We can also look at our own recovery experience. Even if that experience, so far, has been limited to stopping the use of drugs, still we have made many changes in our lives – changes for the good. Whatever aspects of our lives we have applied the steps to, we have always found surrender better than denial, recovery superior to addiction. Our own experience and the experience of others in NA tells us that “changing the things I can” is a big part of what recovery is all about. The steps and the power to practice them give us the direction and courage we need to change. We have nothing to fear.
Just for today: I welcome change. With the help of my Higher Power, I will find the courage to change the things I can.
I don’t want to go up Valery Road anymore. Izzy died up there and I am tired now of seeing his Run – for now.
I think the same thing is now happening with Urunga and my BeachShack. The Ghosts are everywhere and I have befriended them – but I am tired of spending all my days and all my nights with the Wraiths.
2014 saw a number of deaths in a cluster in my life. Gerry who was my Healer died from mouth cancer. Then My Auntie Jean passed away. The Auntie I was closest to and who knew and loved me well. Then Izzy went. After the Coma, a number of people sent me small messages almost daily and then Terry, one of the musos, died suddenly from a heart attack like Izzy. Not long after that, Susan Reynolds, a girls I had sponsored killed herself.
No wonder I have been such a mess.

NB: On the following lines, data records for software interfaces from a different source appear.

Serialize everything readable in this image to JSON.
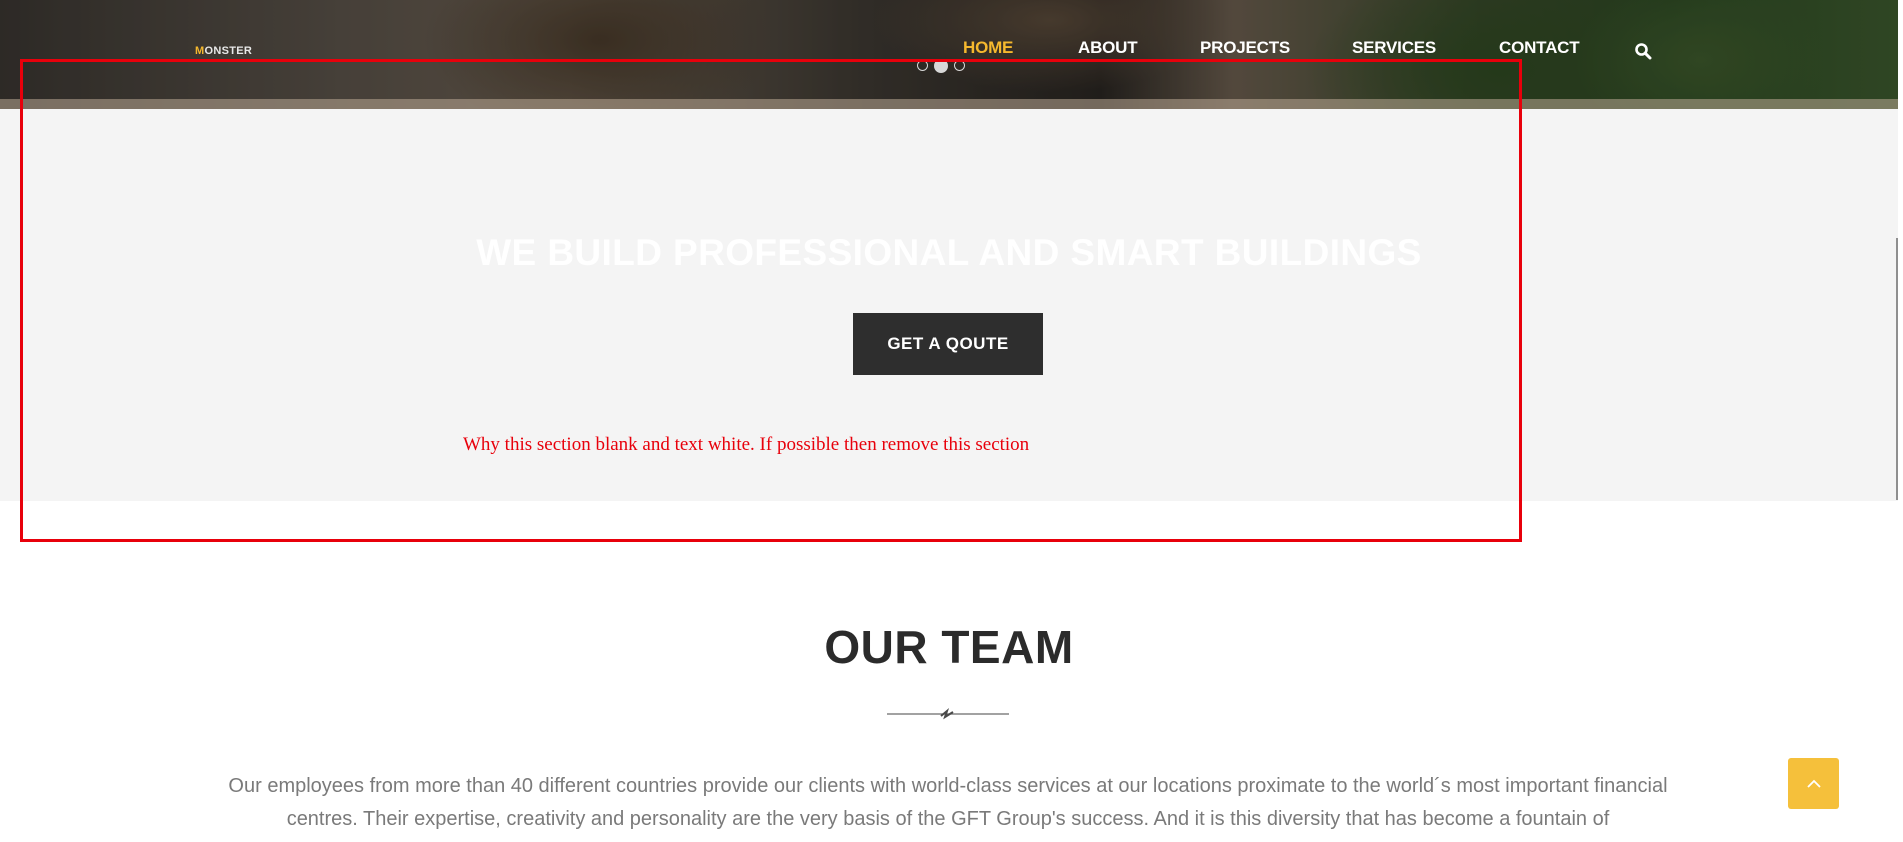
{
  "header": {
    "logo": {
      "accent": "M",
      "rest": "ONSTER"
    },
    "nav": [
      {
        "label": "HOME",
        "active": true
      },
      {
        "label": "ABOUT"
      },
      {
        "label": "PROJECTS"
      },
      {
        "label": "SERVICES"
      },
      {
        "label": "CONTACT"
      }
    ],
    "search_icon": "search-icon",
    "slider": {
      "count": 3,
      "active_index": 1
    }
  },
  "banner": {
    "title": "WE BUILD PROFESSIONAL AND SMART BUILDINGS",
    "button_label": "GET A QOUTE",
    "note": "Why this section blank and text white. If possible then remove this section"
  },
  "team": {
    "title": "OUR TEAM",
    "description": "Our employees from more than 40 different countries provide our clients with world-class services at our locations proximate to the world´s most important financial centres. Their expertise, creativity and personality are the very basis of the GFT Group's success. And it is this diversity that has become a fountain of"
  },
  "back_to_top_icon": "chevron-up-icon",
  "colors": {
    "accent": "#f5b82e",
    "annotation": "#e8000b",
    "button_dark": "#2e2e2e",
    "banner_bg": "#f4f4f4"
  }
}
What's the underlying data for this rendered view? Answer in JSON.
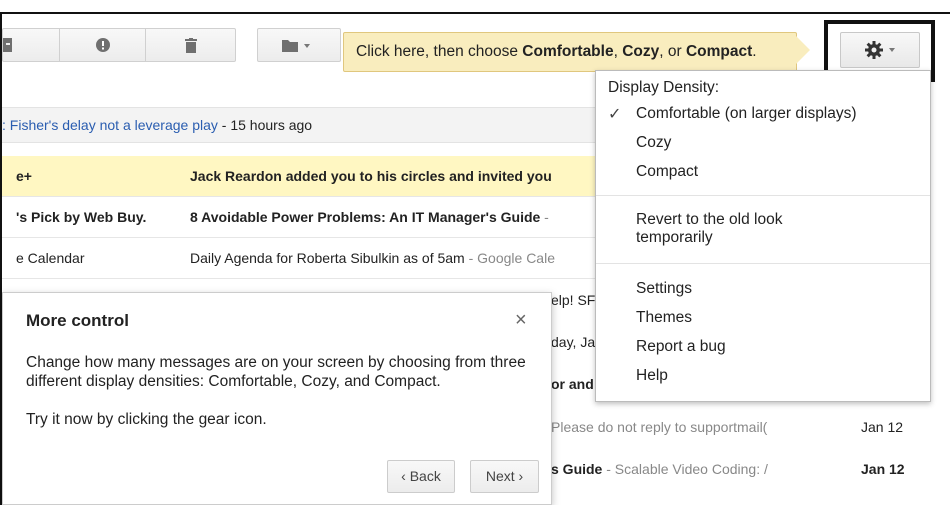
{
  "hint": {
    "text_prefix": "Click here, then choose ",
    "opt1": "Comfortable",
    "sep1": ", ",
    "opt2": "Cozy",
    "sep2": ", or ",
    "opt3": "Compact",
    "suffix": "."
  },
  "info_row": {
    "link": ": Fisher's delay not a leverage play",
    "time": " - 15 hours ago"
  },
  "rows": [
    {
      "from": "e+",
      "subject": "Jack Reardon added you to his circles and invited you",
      "snippet": ""
    },
    {
      "from": "'s Pick by Web Buy.",
      "subject": "8 Avoidable Power Problems: An IT Manager's Guide",
      "snippet": " -"
    },
    {
      "from": "e Calendar",
      "subject": "Daily Agenda for Roberta Sibulkin as of 5am",
      "snippet": " - Google Cale"
    }
  ],
  "partial_rows": [
    {
      "text": "elp! SF",
      "date": ""
    },
    {
      "text": "day, Ja",
      "date": ""
    },
    {
      "text": "or and",
      "date": ""
    },
    {
      "text": "Please do not reply to supportmail(",
      "date": "Jan 12"
    },
    {
      "text": "s Guide",
      "snippet": " - Scalable Video Coding: /",
      "date": "Jan 12"
    }
  ],
  "menu": {
    "header": "Display Density:",
    "check": "✓",
    "comfortable": "Comfortable (on larger displays)",
    "cozy": "Cozy",
    "compact": "Compact",
    "revert_line1": "Revert to the old look",
    "revert_line2": "temporarily",
    "settings": "Settings",
    "themes": "Themes",
    "report": "Report a bug",
    "help": "Help"
  },
  "card": {
    "title": "More control",
    "close": "×",
    "body": "Change how many messages are on your screen by choosing from three different display densities: Comfortable, Cozy, and Compact.",
    "try": "Try it now by clicking the gear icon.",
    "back": "‹ Back",
    "next": "Next ›"
  },
  "colors": {
    "hint_bg": "#f9edbe",
    "highlight_row": "#fff7c2",
    "link": "#2a5db0"
  }
}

So fearful and hyper vigilant.
Here are some of the exchanges Susan had on Facebook – with Kate while I was in the Coma and then with me. In her own bleakness, she took time to provide simple and loving presence.
Hello Lynne. You know I never post anything, prefer the one on one messages. But My spirit echoes everyone who loves you that are sending posts. And to you Katie, if you have the time or energy to even read Lynne’s messages ( which I suspect not), thank you for the updates. I live in Darwin, just heard sun, from Julia. I used to ph Lynne 24 plus years ago ( she was my very first sponsor, in Sydney), the minute you and Jim left for school, to unload whatever tripe was going on in my head that morning. Lynne sponsored me until you all went back up north. Where it seems you have stayed. Your daughter/ s? are beautiful, and you are a wonderful woman, just like your mum, Katie. This is a very very hard and sad time for you all, but you know many hearts are with you. Mine included. Perhaps this is Lynne’s time, hopefully not.. Whom amongst we mere mortals know of such things. Forgive my clumsiness of expression Katie. Lynne would put everything so much better. But I just want you to know I am yet another soul out here in cyber-land with you all, even tho you don’t know me from Adam, or eve. Probably I am repeating myself. I am so sad about your loss of the fabulous Izzy, so seconds ago. I shall be following you post re Lynne’s progress. And I do hope you have plenty of lovely folks to be caring for you. I strongly suspect so. Love and best wishes, Another friend Susan Reynolds
- 18 September 2014
- Susan Reynolds
I am waiting with you. So much, so sudden. You poor loves. But I know you have the strength. Do hope you are getting sleep and food into you. As Julie said, Lynne needs the rest. But waiting waiting is so very hard. I am comforted that you all have a lot of love and support around you. My heart goes out to you Katie, No need again for you to reply, but very sweet of you to do so. Hang in. Xxxxx SR Did make me smile when I read that the hospital staff has to restrain the influx of visitors. Well of course, friend must be lining up. You will weather whatever comes to pass
Pretty special , eh ? Only 2-3 months later she was gone – up in Darwin which so would not have suited the fragile wee girl that she was.